(Records from a collection)
Segment Open
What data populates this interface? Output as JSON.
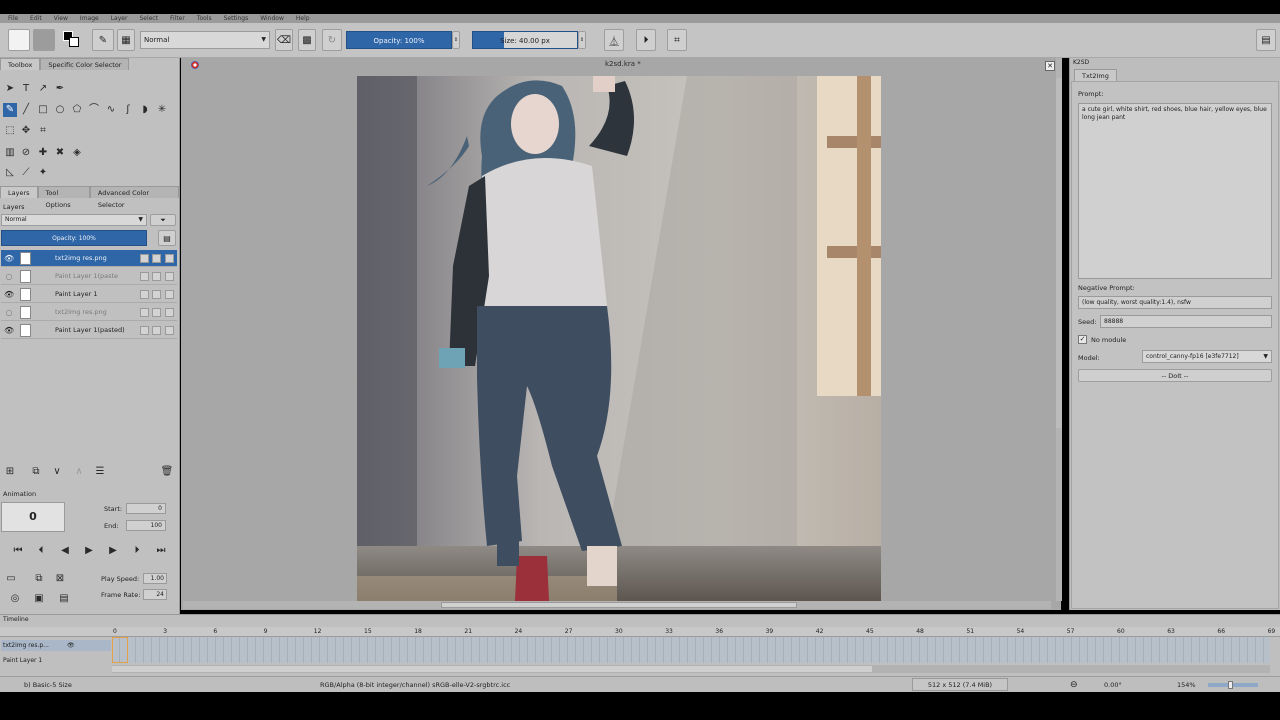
{
  "menu": [
    "File",
    "Edit",
    "View",
    "Image",
    "Layer",
    "Select",
    "Filter",
    "Tools",
    "Settings",
    "Window",
    "Help"
  ],
  "toolbar": {
    "blend_mode": "Normal",
    "opacity": "Opacity: 100%",
    "size": "Size: 40.00 px"
  },
  "left_dock": {
    "top_tabs": [
      "Toolbox",
      "Specific Color Selector"
    ],
    "mid_tabs": [
      "Layers",
      "Tool Options",
      "Advanced Color Selector"
    ],
    "layers_title": "Layers",
    "layer_blend": "Normal",
    "layer_opacity": "Opacity:  100%",
    "layers": [
      {
        "name": "txt2img res.png",
        "visible": true,
        "selected": true
      },
      {
        "name": "Paint Layer 1(paste",
        "visible": false,
        "selected": false
      },
      {
        "name": "Paint Layer 1",
        "visible": true,
        "selected": false
      },
      {
        "name": "txt2img res.png",
        "visible": false,
        "selected": false
      },
      {
        "name": "Paint Layer 1(pasted)",
        "visible": true,
        "selected": false
      }
    ],
    "animation": {
      "title": "Animation",
      "frame": "0",
      "start_label": "Start:",
      "start": "0",
      "end_label": "End:",
      "end": "100",
      "play_speed_label": "Play Speed:",
      "play_speed": "1.00",
      "frame_rate_label": "Frame Rate:",
      "frame_rate": "24"
    }
  },
  "canvas": {
    "document_title": "k2sd.kra *"
  },
  "right_dock": {
    "panel_title": "K2SD",
    "tab": "Txt2Img",
    "prompt_label": "Prompt:",
    "prompt": "a cute girl, white shirt, red shoes, blue hair, yellow eyes, blue long jean pant",
    "negative_label": "Negative Prompt:",
    "negative": "(low quality, worst quality:1.4), nsfw",
    "seed_label": "Seed:",
    "seed": "88888",
    "no_module_label": "No module",
    "model_label": "Model:",
    "model": "control_canny-fp16 [e3fe7712]",
    "doit": "-- DoIt --"
  },
  "timeline": {
    "title": "Timeline",
    "frames": [
      "0",
      "3",
      "6",
      "9",
      "12",
      "15",
      "18",
      "21",
      "24",
      "27",
      "30",
      "33",
      "36",
      "39",
      "42",
      "45",
      "48",
      "51",
      "54",
      "57",
      "60",
      "63",
      "66",
      "69"
    ],
    "rows": [
      "txt2img res.p...",
      "Paint Layer 1"
    ]
  },
  "status": {
    "brush": "b) Basic-5 Size",
    "color_info": "RGB/Alpha (8-bit integer/channel)  sRGB-elle-V2-srgbtrc.icc",
    "image_size": "512 x 512 (7.4 MiB)",
    "rotation": "0.00°",
    "zoom": "154%"
  },
  "colors": {
    "accent": "#2f66a8",
    "panel": "#c0c0c0",
    "canvas_bg": "#a7a7a7"
  }
}
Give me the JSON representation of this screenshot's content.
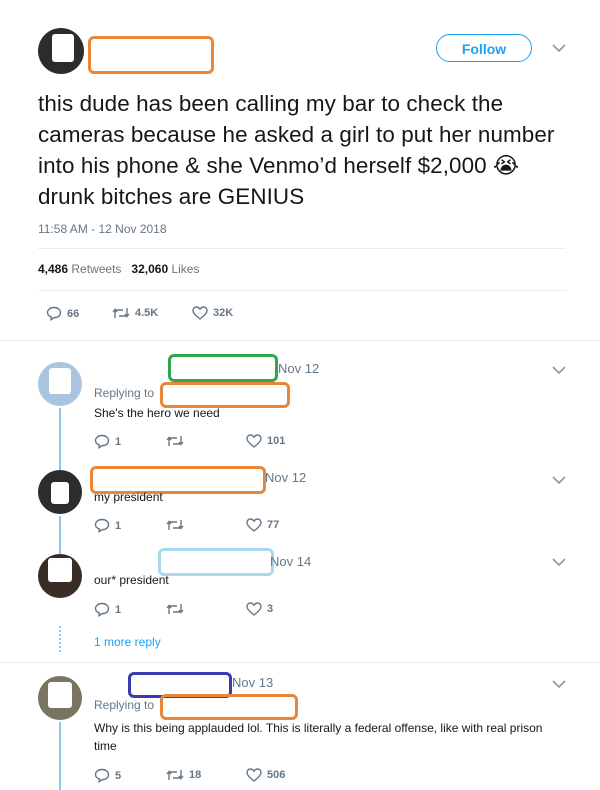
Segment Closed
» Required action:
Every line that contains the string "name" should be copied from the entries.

» Answer to this problem:
        "name": "txt2img res.png",
        "name": "Paint Layer 1(paste",
        "name": "Paint Layer 1",
        "name": "txt2img res.png",
        "name": "Paint Layer 1(pasted)",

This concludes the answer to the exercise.